Cyberbullying is defined as any bullying that takes place using electronic technology, according to StopBullying.gov. This could range from mean texts sent to a specific target to rumors spread over social media. Since technology has become so much a part of a person’s daily life, cyberbullying is now a tactic for those who want to do harm.
Cyberbullying has often been associated with teen depression and suicide. In 2013, a number of suicides were linked to the social network Ask.fm, where users are able to ask each other questions anonymously. The deaths led to Ask.fm making efforts to create a safer site. There are many studies that have researched the connection between depression and cyberbullying but often, teens that suffer from cyberbullying, suffer in silence due to fear that their parents might take away their Internet access. Because these users don’t want to be left out of social media, it’s important for sites to take proper action when dealing with cyberbullying.
Many people have been a witness to and/or a victim of bullying, both online and off. When it’s happening in the hallways of a school or even in one’s own home, it’s easy for others to see but even then, people don’t always step in. This is described as the “bystander effect”; people are less likely to step in when there is a large group of people present. The “bystander effect” explains why people don’t automatically react to a person yelling at another in a crowded room or why people don’t take action when they see someone being mugged on the streets. But it can also explain why people don’t try to stop cyberbullying.
In a new study by the National Communication Association, researchers examined bystander intervention in cyberbullying. The study used two-pronged approaches on undergraduate students. The first group had to recall and react to actual Facebook cyberbullying incidents, while the second group was given a hypothetical cyberbullying situation where they witnessed embarrassing pictures being sent without the owners consent and were asked how they would intervene, if at all.
The results showed that a psychological phenomenon known as “diffusion of responsibility,” similar to the “bystander effect,” was present throughout the experiment. Researchers also found that those who perceive “invisibility” during social communication may execute antisocial or dangerous behaviors. This type of “invisibility” viewpoint explains the behavior of those who “troll” or partake in online harassment behind an anonymous profile.
There are 37 states in the U.S. that have made cyberbullying a crime. These laws are making it known that cyberbullying is dangerous. Cyberbullying can effect more than just teenagers as well. Harassment, direct threats, stalking: these are all things that can happen to anyone on social media. Rumors and gossip can spread like wildfire simply by the click of a button. Although cyberbullying is treated differently by each state, laws are becoming more specific about what is considered unconstitutional and providing victims with the tools to take action against those who have done harm. You can learn more about cyberbullying and how your state handles this issue by visiting Stopbullying.gov.
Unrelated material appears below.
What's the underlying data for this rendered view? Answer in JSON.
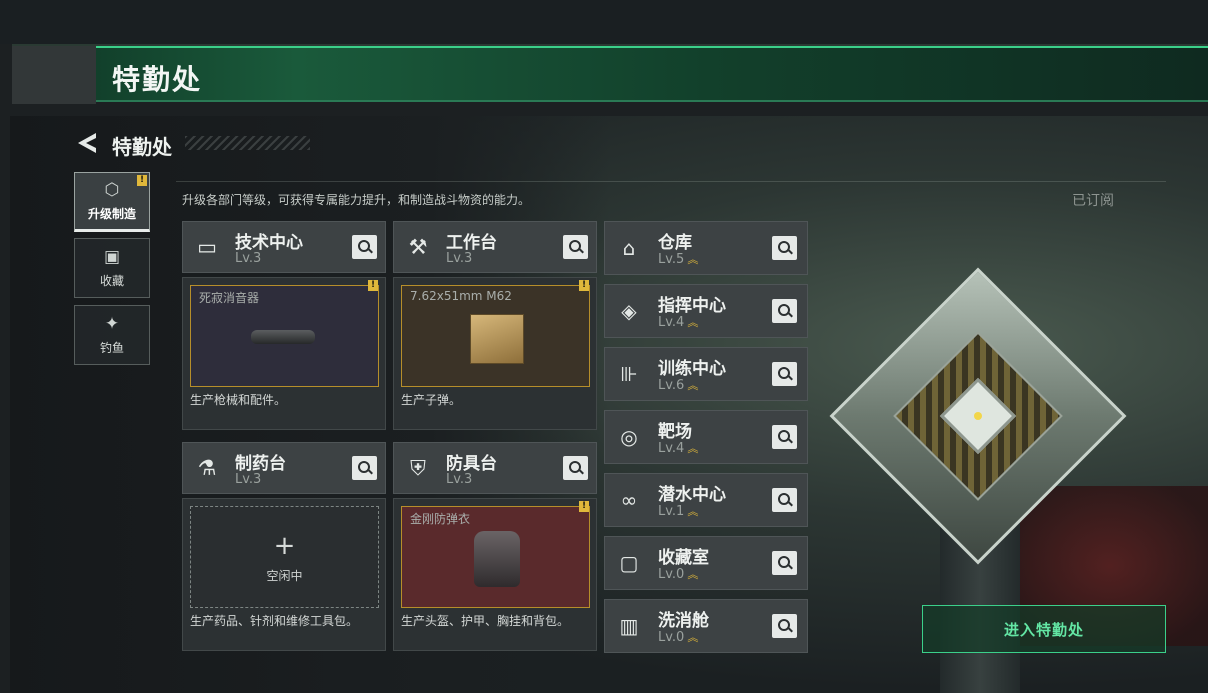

Danielle Bilotta, Graduate Student
Master of Arts in Emerging Media
Loyola University Maryland